"Footloose" (2011) Movie Review

Uploaded on Wednesday 12 October 2011


Once upon a time, residents in Elmore City, Oklahoma were not allowed to dance. That became the basis of the 1984 “Footloose” movie written by Dean Pitchford and directed by Herbert Ross.

Twenty seven years later, writer-director Craig Brewer (“Hustle & Flow,” “Black Snake Moan”) decided to take on the dubious task of remaking the iconic movie. Everyone doubted Brewer, including me. But I entered the theater a skeptic and walked out a believer.

Let’s be honest here. The original “Footloose” was not necessarily a cinematic masterpiece. Most of the characters were treated as caricatures, and the film lacked motivation. The soundtrack headlined by Kenny Loggins was far more memorable than the movie itself.

But Brewer did something short of miraculous. He made improvements to the storyline while being respectful of the original. The result is a film that is more of an homage than a remake. And dare I say it, the 2011 version is much better and more realized.

All the unforgettable elements we fell in love with in the original are all in the new version. Ren McCormack, now played by newcomer Kenny Wormald, drives a yellow Volkswagen bug, there’s an iconic pair of red cowboy boots, and all the famous songs were retrofitted for today’s pop culture landscape.

The main differences between the two versions are the setting and Kenny’s origin. The 1984 film was set in the fictional town of Bomont, Utah and Kenny came from Chicago. Now, our hero is from Boston and the town that bans dancing is Bomont, Georgia.

Much like Kevin Bacon before him, Wormald is largely an unknown except for a few acting credits under his belt. Most of his past roles have required him to play a dancer, which makes Wormald perfect for the character of the young man who just wants to dance.

Armed with a 50s teenager’s rebellious spirit and sporting an 80s-inspired pair of Ray Bans, Wormald is game to step into the iconic character. Bacon became a big star when “Footloose” opened, only time will tell if Wormald will have the same fate. This I can tell you though, the boy can dance!

Dennis Quaid inherits the Reverend Shaw Moore character from John Lithgow.
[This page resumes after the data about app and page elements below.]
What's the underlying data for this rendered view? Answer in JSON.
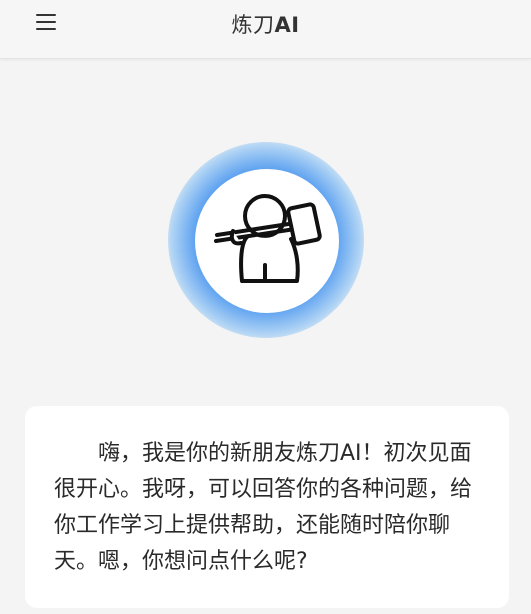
{
  "header": {
    "title_prefix": "炼刀",
    "title_suffix": "AI",
    "menu_icon": "hamburger-menu-icon"
  },
  "avatar": {
    "icon": "blacksmith-hammer-icon",
    "glow_color": "#5aa0f0"
  },
  "greeting": {
    "text": "嗨，我是你的新朋友炼刀AI！初次见面很开心。我呀，可以回答你的各种问题，给你工作学习上提供帮助，还能随时陪你聊天。嗯，你想问点什么呢?"
  }
}
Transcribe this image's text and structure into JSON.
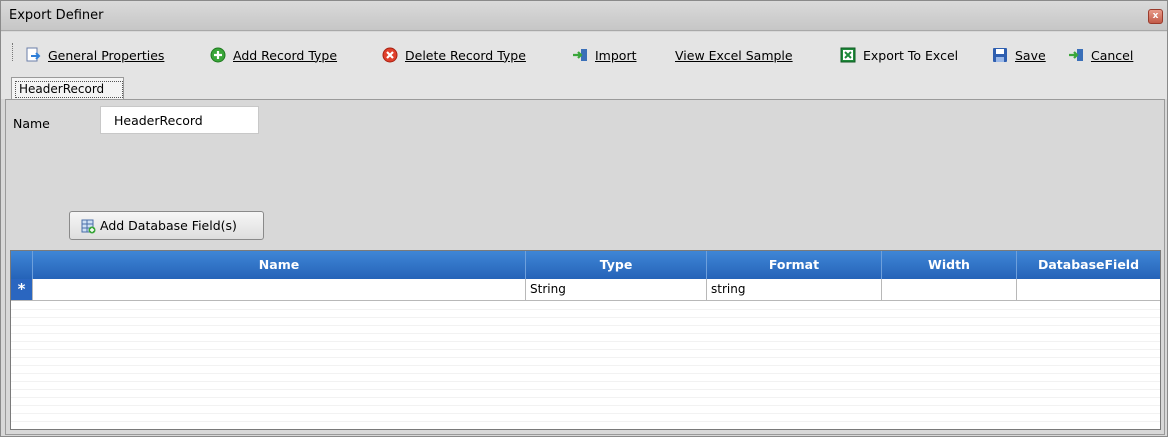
{
  "window": {
    "title": "Export Definer",
    "close_glyph": "x"
  },
  "toolbar": {
    "general_properties": "General Properties",
    "add_record_type": "Add Record Type",
    "delete_record_type": "Delete Record Type",
    "import": "Import",
    "view_excel_sample": "View Excel Sample",
    "export_to_excel": "Export To Excel",
    "save": "Save",
    "cancel": "Cancel"
  },
  "tabs": [
    {
      "label": "HeaderRecord",
      "selected": true
    }
  ],
  "record": {
    "name_label": "Name",
    "name_value": "HeaderRecord",
    "add_db_fields_label": "Add Database Field(s)"
  },
  "grid": {
    "columns": [
      "Name",
      "Type",
      "Format",
      "Width",
      "DatabaseField"
    ],
    "new_row_marker": "*",
    "new_row": {
      "name": "",
      "type": "String",
      "format": "string",
      "width": "",
      "database_field": ""
    }
  },
  "colors": {
    "grid_header": "#2f72c8",
    "title_bar": "#cfcfcf",
    "window_bg": "#d8d8d8"
  },
  "icons": {
    "general_properties": "page-arrow-icon",
    "add_record_type": "green-plus-circle-icon",
    "delete_record_type": "red-x-circle-icon",
    "import": "import-arrow-icon",
    "export_to_excel": "excel-icon",
    "save": "floppy-disk-icon",
    "cancel": "cancel-arrow-icon",
    "add_db_fields": "database-add-icon"
  }
}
Suddenly, we can understand the role of the man of God who spearheads the dancing ban in his town. Lithgow is a great actor but this one-dimensional character was not ably fleshed out in the original.

The latest version helps us understand the Reverend’s motivation, heck, we can even feel his pain. His son died in a car crash three years ago after a night of drinking and gasp, dancing! Moore’s level-headed wife is played by Andie MacDowell while Dianne Wiest starred in the original.

But the biggest revelation for me is Julianne Hough of the “Dancing with the Stars” fame. This girl can act! She stars as Ariel Moore, the rebellious preacher’s daughter who falls in love with Ren. There’s a dramatic confrontational church scene between the Reverend and his daughter and Hough did not allow Quaid to upstage her in the acting department.

Heading the supporting cast are two great character actors who have bright futures ahead of them. There’s Ziah Colon as Ariel’s friend previously played by Sarah Jessica Parker. My favorite is Miles Teller as Willard, Ren’s friend who can’t dance, originally played by Chris Penn.

As soon as you hear the famous thumping beats of the title song, you will be drawn into the movie. And the choreography by Jamal Sims is also commendable. I grew up in the 80s where dance was taught as a form of rebellion, at least at the movies. From “Flashdance” to “Dirty Dancing” to “Footloose,” dance became a metaphor for freedom.

In the “Footloose” world, dance can also be used to express anger. Yes folks, the warehouse scene where Bacon danced in the original is all in tact in the latest version. Only this time, Ren is listening to his iPod. The song remains the same but the beat is louder and is sung more passionately.

“Footloose” version 2011 is a must see and is such a quicker picker-upper of a movie that you will sing and dance all the way home. Trust me when I say, it’s almost paradise.



Language: English

Length: 2:30

Country: United States